By submitting this form, you are consenting to receive marketing emails from: Mount Sinai Hospital, One Gustave L. Levy Place, Box, New York, NY, 10029, https://ccclivecases.org. You can revoke your consent to receive emails at any time by using the SafeUnsubscribe® link, found at the bottom of every email. Emails are serviced by Constant Contact

suggestion
Suggestions
Complex prox RCA CTO Recanalization via Retrograde Approach – February 2021
Views 204

56-year-old male presented with Class III unstable angina and positive stress MPI for significant inferior ischemia. A Cardiac Cath on November 20, 2020 at outside hospital revealed 2 V VAD: 85% mid LAD, 70% D1 and CTO proximal RCA with distal vessel fills retrogradely via septal collaterals (J-CTO Score 3), LVEF = 50% and Syntax […]


High-Risk Complex PCI of Diffuse Multivessel CAD – January 2021
Views 502

  Case and Plan: 45-year-old male with multiple CAD risk factors presented to OSH on November 6, 2020 with unstable angina and positive ETT. A Cardiac Cath on November 9, 2020 revealed extensive 3V CAD: 100% mid LAD, 90% D2, 70% proximal LCx, 100% LCx-OM1, 100% mid RCA with LVEF = 60% and SYNTAX Score […]


Extremely Tortuous Angulated mid LAD Diagonal Bifurcation Lesion – December 2020
Views 664

Case and Plan: 75-year-old female presented with new onset CCS Class II angina and positive stress MPI on November 9, 2020 revealing moderate apical and inferior ischemia. A Cardiac Cath on November 24, 2020 revealed 2 V CAD: 95% proximal RCA, angulated tortuous 95% mid LAD bifurcation lesion, LVEF = 60% and SYNTAX Score = […]


Staged PCI of RCA multilayer DES CTO ISR using rotational atherectomy and IVBT – November 2020
Views 392

Case and Plan: 65-year old male with known long standing history of chronic ischemic heart disease requiring multiple PCI’s over the years after declining CABG, presented with CCS Class III angina and high risk stress MPI for multivessel ischemia.
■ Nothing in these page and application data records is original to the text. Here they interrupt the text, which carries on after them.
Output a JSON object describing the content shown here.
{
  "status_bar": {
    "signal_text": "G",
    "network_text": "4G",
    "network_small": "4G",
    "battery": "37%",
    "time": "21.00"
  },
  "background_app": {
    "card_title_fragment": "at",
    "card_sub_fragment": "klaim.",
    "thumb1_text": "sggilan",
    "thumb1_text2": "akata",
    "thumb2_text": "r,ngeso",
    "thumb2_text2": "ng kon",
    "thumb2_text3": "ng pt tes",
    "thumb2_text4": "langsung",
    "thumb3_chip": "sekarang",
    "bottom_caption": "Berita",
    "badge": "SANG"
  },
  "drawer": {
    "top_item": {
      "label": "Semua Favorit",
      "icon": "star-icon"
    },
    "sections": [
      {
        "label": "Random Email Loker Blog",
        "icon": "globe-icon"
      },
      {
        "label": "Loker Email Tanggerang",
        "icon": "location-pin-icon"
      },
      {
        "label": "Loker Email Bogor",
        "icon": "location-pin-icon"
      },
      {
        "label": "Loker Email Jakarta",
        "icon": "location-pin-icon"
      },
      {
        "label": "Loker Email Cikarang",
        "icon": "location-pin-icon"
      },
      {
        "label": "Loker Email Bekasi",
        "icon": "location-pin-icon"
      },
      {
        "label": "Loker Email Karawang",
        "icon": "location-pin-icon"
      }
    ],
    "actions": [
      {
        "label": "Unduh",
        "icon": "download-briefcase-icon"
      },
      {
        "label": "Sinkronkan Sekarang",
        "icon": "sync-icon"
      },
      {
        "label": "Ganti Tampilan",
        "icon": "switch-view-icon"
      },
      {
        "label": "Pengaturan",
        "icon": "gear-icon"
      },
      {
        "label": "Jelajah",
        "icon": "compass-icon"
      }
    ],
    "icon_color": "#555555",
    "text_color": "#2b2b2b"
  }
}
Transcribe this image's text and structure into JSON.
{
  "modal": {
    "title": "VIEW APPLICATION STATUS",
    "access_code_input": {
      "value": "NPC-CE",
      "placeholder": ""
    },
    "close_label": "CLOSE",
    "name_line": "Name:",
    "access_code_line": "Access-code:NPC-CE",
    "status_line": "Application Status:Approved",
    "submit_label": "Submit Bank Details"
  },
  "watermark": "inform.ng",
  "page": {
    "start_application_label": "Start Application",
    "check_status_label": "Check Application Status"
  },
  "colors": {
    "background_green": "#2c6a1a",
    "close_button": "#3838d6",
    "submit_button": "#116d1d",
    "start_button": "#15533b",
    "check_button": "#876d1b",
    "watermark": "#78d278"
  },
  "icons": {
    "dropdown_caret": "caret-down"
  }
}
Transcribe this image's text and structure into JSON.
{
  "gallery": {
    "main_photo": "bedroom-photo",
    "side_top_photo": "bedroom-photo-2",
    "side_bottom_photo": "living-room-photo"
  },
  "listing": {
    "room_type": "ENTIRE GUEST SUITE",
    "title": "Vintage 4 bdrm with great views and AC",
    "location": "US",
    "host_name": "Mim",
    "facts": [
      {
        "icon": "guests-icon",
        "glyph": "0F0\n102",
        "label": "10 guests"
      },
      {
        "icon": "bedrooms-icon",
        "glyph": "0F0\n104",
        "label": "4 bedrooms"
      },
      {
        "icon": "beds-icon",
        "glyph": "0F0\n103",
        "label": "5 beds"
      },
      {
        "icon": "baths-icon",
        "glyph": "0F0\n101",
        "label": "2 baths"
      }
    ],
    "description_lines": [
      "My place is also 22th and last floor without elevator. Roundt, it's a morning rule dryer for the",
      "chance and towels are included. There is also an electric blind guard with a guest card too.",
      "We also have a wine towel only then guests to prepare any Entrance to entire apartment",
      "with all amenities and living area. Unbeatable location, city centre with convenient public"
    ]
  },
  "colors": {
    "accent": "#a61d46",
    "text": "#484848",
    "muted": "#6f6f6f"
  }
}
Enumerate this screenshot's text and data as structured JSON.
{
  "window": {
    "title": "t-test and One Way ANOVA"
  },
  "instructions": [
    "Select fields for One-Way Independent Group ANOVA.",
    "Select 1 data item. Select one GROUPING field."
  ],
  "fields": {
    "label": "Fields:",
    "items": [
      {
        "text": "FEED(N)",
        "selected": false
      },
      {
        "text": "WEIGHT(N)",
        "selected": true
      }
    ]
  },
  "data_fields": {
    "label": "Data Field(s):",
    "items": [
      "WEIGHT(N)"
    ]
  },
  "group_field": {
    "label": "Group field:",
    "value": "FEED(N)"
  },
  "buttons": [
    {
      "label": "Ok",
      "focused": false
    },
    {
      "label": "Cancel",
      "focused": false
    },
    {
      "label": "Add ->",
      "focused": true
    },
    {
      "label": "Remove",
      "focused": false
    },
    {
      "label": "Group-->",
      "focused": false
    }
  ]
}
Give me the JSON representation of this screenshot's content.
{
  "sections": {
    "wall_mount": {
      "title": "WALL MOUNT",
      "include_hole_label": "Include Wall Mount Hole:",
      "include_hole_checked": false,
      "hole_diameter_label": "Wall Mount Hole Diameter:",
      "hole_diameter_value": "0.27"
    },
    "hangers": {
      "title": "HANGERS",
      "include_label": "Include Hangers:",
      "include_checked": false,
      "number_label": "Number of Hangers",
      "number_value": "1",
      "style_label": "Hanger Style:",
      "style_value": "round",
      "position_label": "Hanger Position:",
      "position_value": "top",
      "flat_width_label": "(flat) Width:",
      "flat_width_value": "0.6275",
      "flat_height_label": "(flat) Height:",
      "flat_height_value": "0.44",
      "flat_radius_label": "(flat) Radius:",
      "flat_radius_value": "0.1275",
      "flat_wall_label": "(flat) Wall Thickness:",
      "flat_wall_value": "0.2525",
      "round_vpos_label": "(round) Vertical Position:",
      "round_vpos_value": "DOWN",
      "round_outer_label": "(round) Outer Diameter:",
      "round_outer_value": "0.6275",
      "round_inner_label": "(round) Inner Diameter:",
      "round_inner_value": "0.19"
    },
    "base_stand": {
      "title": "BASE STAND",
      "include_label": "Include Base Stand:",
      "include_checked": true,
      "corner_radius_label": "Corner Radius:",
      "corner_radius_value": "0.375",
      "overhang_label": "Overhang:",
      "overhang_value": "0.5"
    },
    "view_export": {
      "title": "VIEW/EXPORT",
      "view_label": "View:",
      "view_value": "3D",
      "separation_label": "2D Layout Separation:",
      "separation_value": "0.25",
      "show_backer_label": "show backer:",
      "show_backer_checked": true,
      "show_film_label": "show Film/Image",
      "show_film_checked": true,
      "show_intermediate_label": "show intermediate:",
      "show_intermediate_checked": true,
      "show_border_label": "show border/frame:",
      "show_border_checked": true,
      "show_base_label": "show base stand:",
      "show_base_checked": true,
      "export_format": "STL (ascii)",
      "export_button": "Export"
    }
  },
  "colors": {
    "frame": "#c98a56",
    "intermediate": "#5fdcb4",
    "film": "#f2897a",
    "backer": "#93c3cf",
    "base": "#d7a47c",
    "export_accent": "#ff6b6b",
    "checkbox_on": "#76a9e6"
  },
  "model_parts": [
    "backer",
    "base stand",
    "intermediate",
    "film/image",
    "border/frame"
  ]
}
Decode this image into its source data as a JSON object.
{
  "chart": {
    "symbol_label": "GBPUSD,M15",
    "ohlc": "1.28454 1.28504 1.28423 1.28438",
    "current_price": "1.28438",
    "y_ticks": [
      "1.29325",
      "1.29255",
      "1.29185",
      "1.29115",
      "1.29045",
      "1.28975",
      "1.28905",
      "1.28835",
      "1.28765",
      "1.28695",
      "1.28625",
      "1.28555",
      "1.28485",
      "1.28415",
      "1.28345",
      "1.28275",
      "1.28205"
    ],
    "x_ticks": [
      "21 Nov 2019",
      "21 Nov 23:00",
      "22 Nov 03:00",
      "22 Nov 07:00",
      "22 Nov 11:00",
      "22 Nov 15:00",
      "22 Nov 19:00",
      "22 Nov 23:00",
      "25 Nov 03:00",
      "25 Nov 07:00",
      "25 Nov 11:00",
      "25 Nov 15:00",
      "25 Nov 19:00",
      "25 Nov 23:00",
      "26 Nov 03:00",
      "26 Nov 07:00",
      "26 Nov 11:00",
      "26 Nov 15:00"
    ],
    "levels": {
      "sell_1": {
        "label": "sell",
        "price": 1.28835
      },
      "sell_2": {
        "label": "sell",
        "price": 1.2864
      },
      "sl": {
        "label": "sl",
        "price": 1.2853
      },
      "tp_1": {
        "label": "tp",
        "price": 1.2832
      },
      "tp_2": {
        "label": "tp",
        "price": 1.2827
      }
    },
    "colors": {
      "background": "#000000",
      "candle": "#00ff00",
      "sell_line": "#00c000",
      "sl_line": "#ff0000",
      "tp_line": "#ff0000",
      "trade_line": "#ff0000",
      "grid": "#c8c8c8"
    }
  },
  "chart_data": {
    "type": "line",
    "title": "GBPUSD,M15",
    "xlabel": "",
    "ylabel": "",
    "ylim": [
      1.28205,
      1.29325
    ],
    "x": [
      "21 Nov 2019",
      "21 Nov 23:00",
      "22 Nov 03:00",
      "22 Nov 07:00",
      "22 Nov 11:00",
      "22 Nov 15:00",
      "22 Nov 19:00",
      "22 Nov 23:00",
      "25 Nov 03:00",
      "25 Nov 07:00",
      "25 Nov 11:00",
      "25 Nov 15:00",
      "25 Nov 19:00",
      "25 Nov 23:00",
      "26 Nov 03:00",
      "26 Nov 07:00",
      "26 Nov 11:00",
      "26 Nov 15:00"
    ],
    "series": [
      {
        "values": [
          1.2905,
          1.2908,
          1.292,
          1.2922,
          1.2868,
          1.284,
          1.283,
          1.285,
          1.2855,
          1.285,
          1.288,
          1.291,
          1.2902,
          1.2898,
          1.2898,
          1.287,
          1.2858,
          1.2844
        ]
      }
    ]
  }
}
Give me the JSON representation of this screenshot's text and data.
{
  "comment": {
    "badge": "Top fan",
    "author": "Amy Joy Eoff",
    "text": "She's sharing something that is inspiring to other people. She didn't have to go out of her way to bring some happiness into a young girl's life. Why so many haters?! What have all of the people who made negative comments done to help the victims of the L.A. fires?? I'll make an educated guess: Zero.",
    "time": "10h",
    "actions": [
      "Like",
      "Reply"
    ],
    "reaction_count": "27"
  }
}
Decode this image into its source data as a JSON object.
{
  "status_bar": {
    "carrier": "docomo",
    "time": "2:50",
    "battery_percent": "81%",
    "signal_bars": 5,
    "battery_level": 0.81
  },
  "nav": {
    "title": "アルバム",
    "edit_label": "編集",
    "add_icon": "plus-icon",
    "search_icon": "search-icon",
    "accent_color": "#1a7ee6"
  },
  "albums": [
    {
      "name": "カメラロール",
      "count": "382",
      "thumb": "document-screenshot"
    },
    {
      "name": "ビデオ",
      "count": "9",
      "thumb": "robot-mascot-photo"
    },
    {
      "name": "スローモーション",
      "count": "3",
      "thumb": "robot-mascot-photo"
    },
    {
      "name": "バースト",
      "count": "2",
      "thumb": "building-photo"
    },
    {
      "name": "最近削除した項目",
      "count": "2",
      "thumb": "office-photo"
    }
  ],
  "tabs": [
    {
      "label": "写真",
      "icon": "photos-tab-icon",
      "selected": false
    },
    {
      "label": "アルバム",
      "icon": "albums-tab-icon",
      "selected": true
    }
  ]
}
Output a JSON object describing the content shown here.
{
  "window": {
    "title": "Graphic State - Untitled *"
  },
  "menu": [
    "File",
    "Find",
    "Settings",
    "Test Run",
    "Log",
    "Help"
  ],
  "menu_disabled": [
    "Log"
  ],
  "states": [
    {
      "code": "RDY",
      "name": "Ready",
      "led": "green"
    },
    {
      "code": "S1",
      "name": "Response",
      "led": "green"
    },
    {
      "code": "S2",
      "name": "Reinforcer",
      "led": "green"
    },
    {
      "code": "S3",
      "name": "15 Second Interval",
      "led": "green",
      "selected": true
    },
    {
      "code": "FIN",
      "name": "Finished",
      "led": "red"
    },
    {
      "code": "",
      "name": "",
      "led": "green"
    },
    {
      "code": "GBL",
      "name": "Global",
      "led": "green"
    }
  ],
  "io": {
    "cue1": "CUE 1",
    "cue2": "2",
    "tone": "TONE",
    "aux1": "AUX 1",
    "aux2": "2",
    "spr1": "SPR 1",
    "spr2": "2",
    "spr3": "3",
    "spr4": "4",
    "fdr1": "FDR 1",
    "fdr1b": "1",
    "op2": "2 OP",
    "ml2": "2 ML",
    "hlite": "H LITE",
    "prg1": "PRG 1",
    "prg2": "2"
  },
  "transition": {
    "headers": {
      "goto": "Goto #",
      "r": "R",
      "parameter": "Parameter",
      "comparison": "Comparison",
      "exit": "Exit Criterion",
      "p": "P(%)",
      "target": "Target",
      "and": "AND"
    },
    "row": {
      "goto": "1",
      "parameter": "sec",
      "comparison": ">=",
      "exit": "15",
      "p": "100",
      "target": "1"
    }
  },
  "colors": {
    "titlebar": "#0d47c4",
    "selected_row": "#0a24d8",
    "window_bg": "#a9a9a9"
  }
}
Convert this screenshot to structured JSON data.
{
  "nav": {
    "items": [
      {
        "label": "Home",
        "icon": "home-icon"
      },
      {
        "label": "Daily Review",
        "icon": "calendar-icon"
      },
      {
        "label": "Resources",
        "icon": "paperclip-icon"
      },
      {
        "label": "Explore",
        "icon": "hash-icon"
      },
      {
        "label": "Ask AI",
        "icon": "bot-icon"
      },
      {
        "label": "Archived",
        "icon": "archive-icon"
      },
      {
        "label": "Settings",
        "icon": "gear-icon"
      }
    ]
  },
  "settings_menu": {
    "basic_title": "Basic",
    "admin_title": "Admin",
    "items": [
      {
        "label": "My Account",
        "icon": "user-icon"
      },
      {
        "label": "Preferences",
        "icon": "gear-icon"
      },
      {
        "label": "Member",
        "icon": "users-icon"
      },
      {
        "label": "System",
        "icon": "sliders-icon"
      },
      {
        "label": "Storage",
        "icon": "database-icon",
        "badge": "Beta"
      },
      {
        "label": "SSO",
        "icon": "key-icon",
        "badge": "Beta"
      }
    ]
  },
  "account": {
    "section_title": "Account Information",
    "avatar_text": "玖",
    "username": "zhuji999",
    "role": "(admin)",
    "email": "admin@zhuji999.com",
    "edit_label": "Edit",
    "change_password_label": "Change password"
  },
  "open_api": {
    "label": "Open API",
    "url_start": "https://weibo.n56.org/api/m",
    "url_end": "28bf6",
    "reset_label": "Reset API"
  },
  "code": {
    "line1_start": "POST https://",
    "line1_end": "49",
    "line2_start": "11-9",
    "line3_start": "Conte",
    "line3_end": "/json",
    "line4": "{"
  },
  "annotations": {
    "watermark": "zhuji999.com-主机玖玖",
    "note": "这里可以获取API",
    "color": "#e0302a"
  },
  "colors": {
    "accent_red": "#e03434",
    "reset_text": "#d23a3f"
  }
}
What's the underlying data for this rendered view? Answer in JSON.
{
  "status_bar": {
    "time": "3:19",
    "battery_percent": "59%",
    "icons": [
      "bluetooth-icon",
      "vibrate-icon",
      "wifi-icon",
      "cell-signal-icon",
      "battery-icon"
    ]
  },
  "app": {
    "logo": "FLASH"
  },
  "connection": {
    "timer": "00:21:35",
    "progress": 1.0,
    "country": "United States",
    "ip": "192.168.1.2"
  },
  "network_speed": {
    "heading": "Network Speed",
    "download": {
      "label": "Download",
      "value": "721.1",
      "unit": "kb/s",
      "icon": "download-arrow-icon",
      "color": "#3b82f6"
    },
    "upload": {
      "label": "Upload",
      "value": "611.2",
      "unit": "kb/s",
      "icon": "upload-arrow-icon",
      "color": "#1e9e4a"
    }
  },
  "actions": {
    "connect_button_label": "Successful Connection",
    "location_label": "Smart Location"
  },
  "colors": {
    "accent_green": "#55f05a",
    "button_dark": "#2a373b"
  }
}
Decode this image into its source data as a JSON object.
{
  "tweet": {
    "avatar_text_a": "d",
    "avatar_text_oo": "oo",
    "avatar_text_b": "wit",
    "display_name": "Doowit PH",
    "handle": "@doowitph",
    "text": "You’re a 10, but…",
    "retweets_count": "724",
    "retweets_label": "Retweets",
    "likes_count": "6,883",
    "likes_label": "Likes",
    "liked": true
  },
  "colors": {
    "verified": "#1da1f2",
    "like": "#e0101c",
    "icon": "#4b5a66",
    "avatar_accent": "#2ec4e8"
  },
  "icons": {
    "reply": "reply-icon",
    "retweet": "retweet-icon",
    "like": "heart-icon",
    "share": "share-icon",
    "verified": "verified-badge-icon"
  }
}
A Cardiac Cath on September 28, 2020 revealed 3 V CAD: 100% proximal RCA due to […]